CoreDNS provides a way for services to discover one another. You tell it a service name and it replies with the appropriate IP address at the time.
Chris Aniszczyk, COO of CNCF, in a statement said CoreDNS is the standard DNS server for Kubernetes and works just as well as a standalone DNS server. It wasn't always thus. The container orchestration software previously relied on the
Available under an Apache License Version 2, CoreDNS is recommended as the default DNS server for the latest version of Kubernetes and can be used in conjunction with AWS, via AWS Route53 and etcd. Google Cloud DNS support is planned.
CoreDNS is written in Go, which isn't surprising given that it was created in March 2016 by Miek Gieben, a site reliability engineer at Google, where Go originated.

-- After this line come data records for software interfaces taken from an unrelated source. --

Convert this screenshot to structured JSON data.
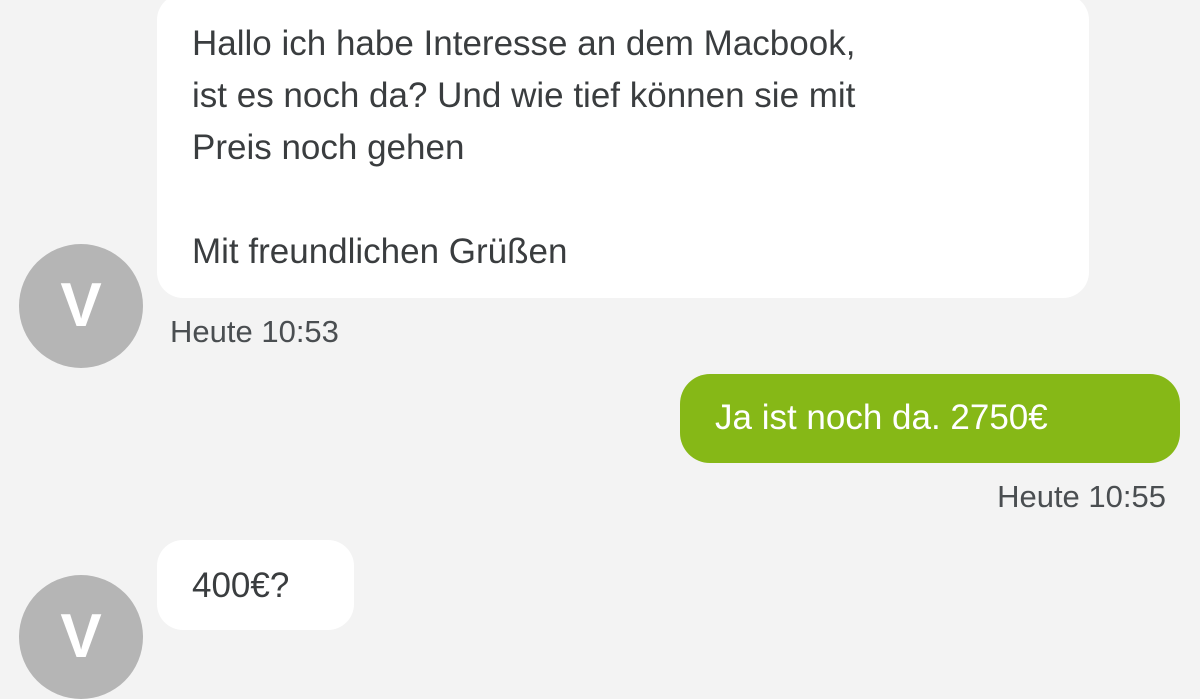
{
  "messages": [
    {
      "direction": "incoming",
      "text": "Hallo ich habe Interesse an dem Macbook,\nist es noch da? Und wie tief können sie mit\nPreis noch gehen\n\nMit freundlichen Grüßen",
      "time": "Heute 10:53",
      "avatar_initial": "V"
    },
    {
      "direction": "outgoing",
      "text": "Ja ist noch da. 2750€",
      "time": "Heute 10:55"
    },
    {
      "direction": "incoming",
      "text": "400€?",
      "avatar_initial": "V"
    }
  ],
  "colors": {
    "background": "#f3f3f3",
    "incoming_bubble": "#ffffff",
    "outgoing_bubble": "#86b817",
    "avatar": "#b5b5b5",
    "text": "#3a3d3f",
    "timestamp": "#4a4e51"
  }
}
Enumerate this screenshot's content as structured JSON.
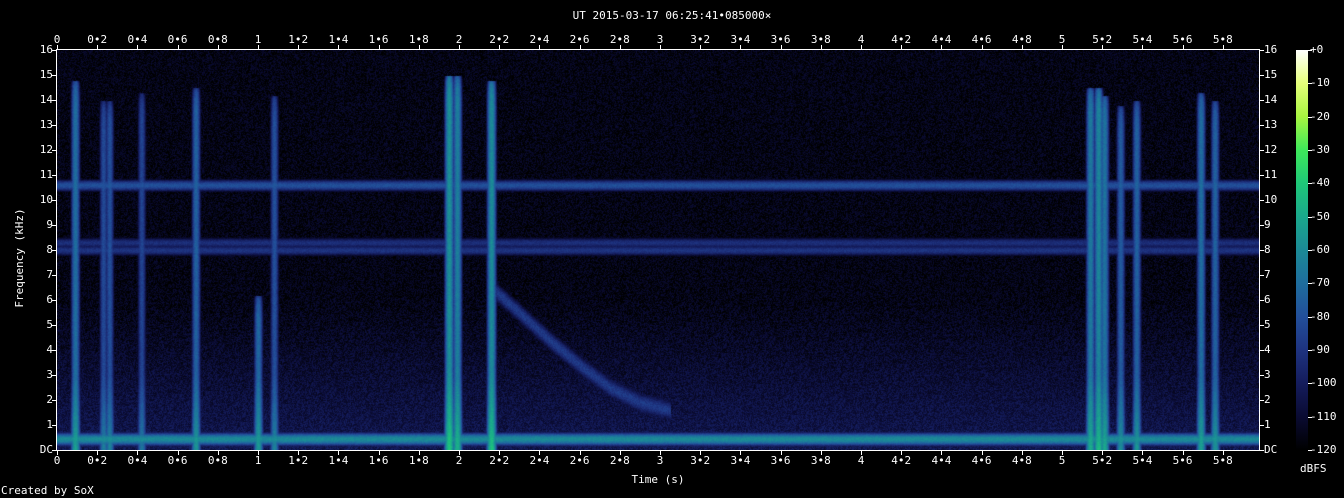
{
  "header": {
    "title": "UT 2015-03-17 06:25:41•085000×"
  },
  "footer": {
    "credit": "Created by SoX"
  },
  "chart_data": {
    "type": "heatmap",
    "title": "UT 2015-03-17 06:25:41•085000×",
    "xlabel": "Time (s)",
    "ylabel": "Frequency (kHz)",
    "colorbar_label": "dBFS",
    "xlim": [
      0,
      5.98
    ],
    "ylim": [
      0,
      16
    ],
    "zlim": [
      -120,
      0
    ],
    "x_ticks": [
      0,
      0.2,
      0.4,
      0.6,
      0.8,
      1,
      1.2,
      1.4,
      1.6,
      1.8,
      2,
      2.2,
      2.4,
      2.6,
      2.8,
      3,
      3.2,
      3.4,
      3.6,
      3.8,
      4,
      4.2,
      4.4,
      4.6,
      4.8,
      5,
      5.2,
      5.4,
      5.6,
      5.8
    ],
    "x_tick_labels": [
      "0",
      "0•2",
      "0•4",
      "0•6",
      "0•8",
      "1",
      "1•2",
      "1•4",
      "1•6",
      "1•8",
      "2",
      "2•2",
      "2•4",
      "2•6",
      "2•8",
      "3",
      "3•2",
      "3•4",
      "3•6",
      "3•8",
      "4",
      "4•2",
      "4•4",
      "4•6",
      "4•8",
      "5",
      "5•2",
      "5•4",
      "5•6",
      "5•8"
    ],
    "y_ticks": [
      0,
      1,
      2,
      3,
      4,
      5,
      6,
      7,
      8,
      9,
      10,
      11,
      12,
      13,
      14,
      15,
      16
    ],
    "y_tick_labels": [
      "DC",
      "1",
      "2",
      "3",
      "4",
      "5",
      "6",
      "7",
      "8",
      "9",
      "10",
      "11",
      "12",
      "13",
      "14",
      "15",
      "16"
    ],
    "colorbar_ticks": [
      0,
      -10,
      -20,
      -30,
      -40,
      -50,
      -60,
      -70,
      -80,
      -90,
      -100,
      -110,
      -120
    ],
    "colorbar_tick_labels": [
      "+0",
      "-10",
      "-20",
      "-30",
      "-40",
      "-50",
      "-60",
      "-70",
      "-80",
      "-90",
      "-100",
      "-110",
      "-120"
    ],
    "colormap": [
      "#ffffff",
      "#e6ff7a",
      "#a8f540",
      "#3ee85a",
      "#1ec878",
      "#1aa88c",
      "#1b8a96",
      "#1e6d9e",
      "#224f9a",
      "#1e3380",
      "#141c5c",
      "#0a0b32",
      "#000000"
    ],
    "background_level_dbfs": -100,
    "tones": [
      {
        "freq_khz": 10.6,
        "level_dbfs": -80
      },
      {
        "freq_khz": 8.3,
        "level_dbfs": -92
      },
      {
        "freq_khz": 8.0,
        "level_dbfs": -90
      },
      {
        "freq_khz": 0.45,
        "level_dbfs": -60
      }
    ],
    "impulses": [
      {
        "t": 0.09,
        "f_top": 14.8,
        "level_dbfs": -70
      },
      {
        "t": 0.23,
        "f_top": 14,
        "level_dbfs": -82
      },
      {
        "t": 0.26,
        "f_top": 14,
        "level_dbfs": -80
      },
      {
        "t": 0.42,
        "f_top": 14.3,
        "level_dbfs": -84
      },
      {
        "t": 0.69,
        "f_top": 14.5,
        "level_dbfs": -74
      },
      {
        "t": 1.0,
        "f_top": 6.2,
        "level_dbfs": -72
      },
      {
        "t": 1.08,
        "f_top": 14.2,
        "level_dbfs": -80
      },
      {
        "t": 1.95,
        "f_top": 15,
        "level_dbfs": -58
      },
      {
        "t": 1.99,
        "f_top": 15,
        "level_dbfs": -64
      },
      {
        "t": 2.16,
        "f_top": 14.8,
        "level_dbfs": -60
      },
      {
        "t": 5.14,
        "f_top": 14.5,
        "level_dbfs": -66
      },
      {
        "t": 5.18,
        "f_top": 14.5,
        "level_dbfs": -62
      },
      {
        "t": 5.21,
        "f_top": 14.2,
        "level_dbfs": -68
      },
      {
        "t": 5.29,
        "f_top": 13.8,
        "level_dbfs": -76
      },
      {
        "t": 5.37,
        "f_top": 14,
        "level_dbfs": -74
      },
      {
        "t": 5.69,
        "f_top": 14.3,
        "level_dbfs": -70
      },
      {
        "t": 5.76,
        "f_top": 14,
        "level_dbfs": -74
      }
    ],
    "whistler": {
      "level_dbfs": -88,
      "points": [
        {
          "t": 2.16,
          "f_khz": 6.5
        },
        {
          "t": 2.3,
          "f_khz": 5.5
        },
        {
          "t": 2.45,
          "f_khz": 4.4
        },
        {
          "t": 2.6,
          "f_khz": 3.4
        },
        {
          "t": 2.75,
          "f_khz": 2.5
        },
        {
          "t": 2.9,
          "f_khz": 1.9
        },
        {
          "t": 3.05,
          "f_khz": 1.6
        }
      ]
    }
  }
}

Though CoreDNS has graduated, its schooling is expected to continue. Tur said project developers are looking at features like access control lists (ACLs) for DNS queries. According to the CNCF, the project has over 100 contributors, 16 active maintainers, and is used by many organizations including Bose, Hellofresh, Skyscanner, SoundCloud, Trainline, and Zalando. ®